sheet is going to be two sides that are attached to each other and these little dots in the
middle are going to be hydrogen bonding between adjacent sides of that polypeptide. And so
this is the structure that comes out first. It’s going to be linear. Next we have the
alpha helixes or the beta pleated sheets. And then we have the tertiary structure. The
tertiary are the third level of structure, is going to be all of those R groups interacting
and so maybe we have one that’s hydrophobic. It’ll hide to the middle or hydrophilic on
the outside. We’ll have disulfide bonds. We’ll have positive attracting to negative. This
is the third level of structure. And then finally we have quaternary structure. Maybe
we have this one polypeptide together or this protein together with another protein. So
hemoglobin’s an example of that made of a number of different subunits. And so here’s
my little model. And so if you look at this model you can think of this being a polypeptide.
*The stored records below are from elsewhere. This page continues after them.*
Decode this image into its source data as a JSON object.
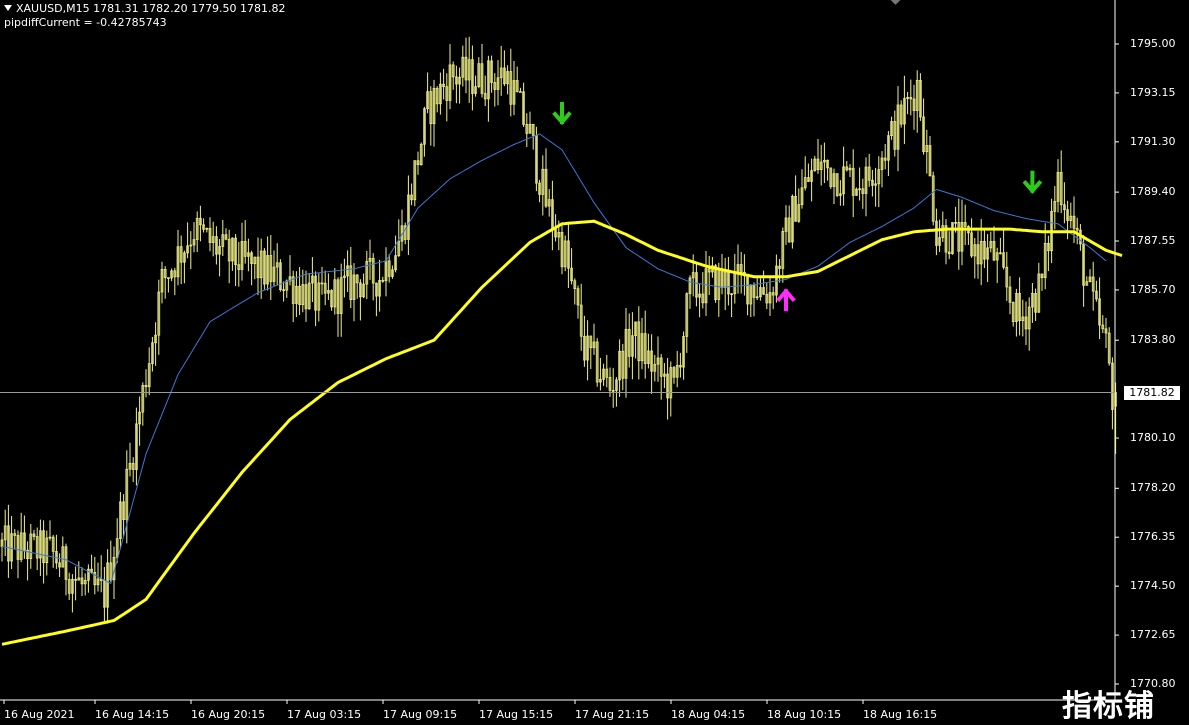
{
  "header": {
    "symbol_line": "XAUUSD,M15  1781.31 1782.20 1779.50 1781.82",
    "indicator_line": "pipdiffCurrent = -0.42785743"
  },
  "current_price_label": "1781.82",
  "watermark": "指标铺",
  "colors": {
    "background": "#000000",
    "candles": "#f2f28a",
    "fast_ma": "#3a78d8",
    "slow_ma": "#ffff1a",
    "sell_arrow": "#2ecc1a",
    "buy_arrow": "#ff2bff",
    "price_line": "#9a9a9a",
    "axis_text": "#ffffff"
  },
  "chart_data": {
    "type": "line",
    "instrument": "XAUUSD",
    "timeframe": "M15",
    "last_bar": {
      "open": 1781.31,
      "high": 1782.2,
      "low": 1779.5,
      "close": 1781.82
    },
    "ylim": [
      1770.8,
      1795.9
    ],
    "y_ticks": [
      "1795.00",
      "1793.15",
      "1791.30",
      "1789.40",
      "1787.55",
      "1785.70",
      "1783.80",
      "1781.82",
      "1780.10",
      "1778.20",
      "1776.35",
      "1774.50",
      "1772.65",
      "1770.80"
    ],
    "x_ticks": [
      "16 Aug 2021",
      "16 Aug 14:15",
      "16 Aug 20:15",
      "17 Aug 03:15",
      "17 Aug 09:15",
      "17 Aug 15:15",
      "17 Aug 21:15",
      "18 Aug 04:15",
      "18 Aug 10:15",
      "18 Aug 16:15"
    ],
    "series": [
      {
        "kind": "price",
        "anchors": [
          [
            0,
            1776.0
          ],
          [
            15,
            1775.8
          ],
          [
            25,
            1774.5
          ],
          [
            32,
            1774.2
          ],
          [
            40,
            1779.0
          ],
          [
            50,
            1786.0
          ],
          [
            60,
            1788.0
          ],
          [
            70,
            1787.0
          ],
          [
            80,
            1786.5
          ],
          [
            90,
            1786.0
          ],
          [
            100,
            1785.2
          ],
          [
            110,
            1786.0
          ],
          [
            118,
            1786.2
          ],
          [
            125,
            1787.8
          ],
          [
            133,
            1792.5
          ],
          [
            140,
            1793.8
          ],
          [
            150,
            1793.7
          ],
          [
            158,
            1793.8
          ],
          [
            165,
            1791.5
          ],
          [
            170,
            1789.0
          ],
          [
            176,
            1787.0
          ],
          [
            182,
            1783.5
          ],
          [
            190,
            1782.0
          ],
          [
            197,
            1784.0
          ],
          [
            205,
            1782.5
          ],
          [
            210,
            1782.0
          ],
          [
            215,
            1785.6
          ],
          [
            222,
            1786.0
          ],
          [
            232,
            1786.0
          ],
          [
            240,
            1785.6
          ],
          [
            248,
            1789.0
          ],
          [
            255,
            1790.5
          ],
          [
            262,
            1790.0
          ],
          [
            270,
            1789.8
          ],
          [
            278,
            1791.5
          ],
          [
            286,
            1793.5
          ],
          [
            292,
            1788.0
          ],
          [
            300,
            1787.5
          ],
          [
            310,
            1787.0
          ],
          [
            318,
            1784.5
          ],
          [
            325,
            1786.0
          ],
          [
            330,
            1790.0
          ],
          [
            335,
            1788.0
          ],
          [
            340,
            1785.5
          ],
          [
            345,
            1783.5
          ],
          [
            348,
            1781.0
          ]
        ]
      },
      {
        "kind": "fast_ma",
        "anchors": [
          [
            0,
            1776.0
          ],
          [
            20,
            1775.5
          ],
          [
            34,
            1774.6
          ],
          [
            45,
            1779.5
          ],
          [
            55,
            1782.5
          ],
          [
            65,
            1784.5
          ],
          [
            80,
            1785.6
          ],
          [
            95,
            1786.3
          ],
          [
            110,
            1786.5
          ],
          [
            120,
            1786.8
          ],
          [
            130,
            1788.8
          ],
          [
            140,
            1789.9
          ],
          [
            150,
            1790.6
          ],
          [
            160,
            1791.2
          ],
          [
            168,
            1791.6
          ],
          [
            175,
            1791.0
          ],
          [
            185,
            1789.0
          ],
          [
            195,
            1787.3
          ],
          [
            205,
            1786.5
          ],
          [
            215,
            1786.0
          ],
          [
            225,
            1785.8
          ],
          [
            235,
            1785.9
          ],
          [
            245,
            1786.1
          ],
          [
            255,
            1786.6
          ],
          [
            265,
            1787.5
          ],
          [
            275,
            1788.1
          ],
          [
            285,
            1788.8
          ],
          [
            292,
            1789.5
          ],
          [
            300,
            1789.2
          ],
          [
            310,
            1788.7
          ],
          [
            320,
            1788.4
          ],
          [
            330,
            1788.2
          ],
          [
            340,
            1787.3
          ],
          [
            345,
            1786.8
          ]
        ]
      },
      {
        "kind": "slow_ma",
        "anchors": [
          [
            0,
            1772.3
          ],
          [
            20,
            1772.8
          ],
          [
            35,
            1773.2
          ],
          [
            45,
            1774.0
          ],
          [
            60,
            1776.5
          ],
          [
            75,
            1778.8
          ],
          [
            90,
            1780.8
          ],
          [
            105,
            1782.2
          ],
          [
            120,
            1783.1
          ],
          [
            135,
            1783.8
          ],
          [
            150,
            1785.8
          ],
          [
            165,
            1787.5
          ],
          [
            175,
            1788.2
          ],
          [
            185,
            1788.3
          ],
          [
            195,
            1787.8
          ],
          [
            205,
            1787.2
          ],
          [
            220,
            1786.6
          ],
          [
            235,
            1786.2
          ],
          [
            245,
            1786.2
          ],
          [
            255,
            1786.4
          ],
          [
            265,
            1787.0
          ],
          [
            275,
            1787.6
          ],
          [
            285,
            1787.9
          ],
          [
            295,
            1788.0
          ],
          [
            305,
            1788.0
          ],
          [
            315,
            1788.0
          ],
          [
            325,
            1787.9
          ],
          [
            335,
            1787.9
          ],
          [
            345,
            1787.2
          ],
          [
            350,
            1787.0
          ]
        ]
      }
    ],
    "signals": [
      {
        "type": "sell",
        "bar": 175,
        "price": 1792.2
      },
      {
        "type": "buy",
        "bar": 245,
        "price": 1785.5
      },
      {
        "type": "sell",
        "bar": 322,
        "price": 1789.6
      }
    ],
    "current_price": 1781.82
  }
}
So it’s made up of amino acid after amino acid and then it’s going to have all the R
groups on the underside. Those are going to be the only things that are different, all
these R groups coming off the bottom. And so basically, primary structure like this.
Secondary structure is going to be the alpha helixes and the beta pleated sheets. And so
an alpha helix will look like this. What’s holding that in place is simply going to be
the hydrogen bonds. And then we’re going to have a beta pleated sheet. A beta pleated
sheet might look like something like that. So there’s going to be hydrogen bonds between
here and here. But maybe this right here is a real hydrophobic R group, and it’s going
to fold right to the middle and then this might be hydrophilic. It’s going to fold to
the outside. We might have positive attracted to negative then we eventually have a three
dimensional shape of a protein. Now this may combine with other proteins. But what’s cool
about proteins is their structure fits their function. If it doesn’t have this structure,
if we heat it up, if we cool it, if we change the acidity, basically it will fold apart.
We call that denature and then it doesn’t work anymore. And so I said at the end you
could help in science. So there’s a program called Foldit. I’m going to launch it and
I’ll be back in just a second. And so in this program what you’re given is a simple polypeptide.
So we have two amino acids and then this is going to be the R group. And what you do in
this video game is you try to make the R groups happy. So I’ve already cleared level one.
So let’s go on to level 2. You can download this for Mac, Lynx and Windows. Let me quickly
turn this one around. You can see here that we have a couple of, let me get the help out
of the way, you have a couple of different amino acids and then their R groups. I can
pull those apart and they’re going to be a little bit happier and then I can clear the
level. And so what are you really doing. As I play this game I can talk, basically what
you’re doing is you’re learning the rules of protein folding, but these problems are
going to get harder and harder and harder. You can see an alpha helix here. And so what
you can do is you can get really good at folding these proteins. And what’s neat about this
is people are playing Foldit hour and hour after hour. And it hit the news last year
where a couple of protein folders, probably a team of protein folders decoded the shape
of a really important enzyme in HIV infection. And so it’s plausible that in the future gamers
are going to win a Nobel prize for the work they do on protein folding. Because we know
the primary structure of proteins, but we don’t have any idea of how the three dimensional
shape is put together. And computers are good at this but it turns out that humans are maybe
a little bit better. And so those are proteins and I hope that was helpful.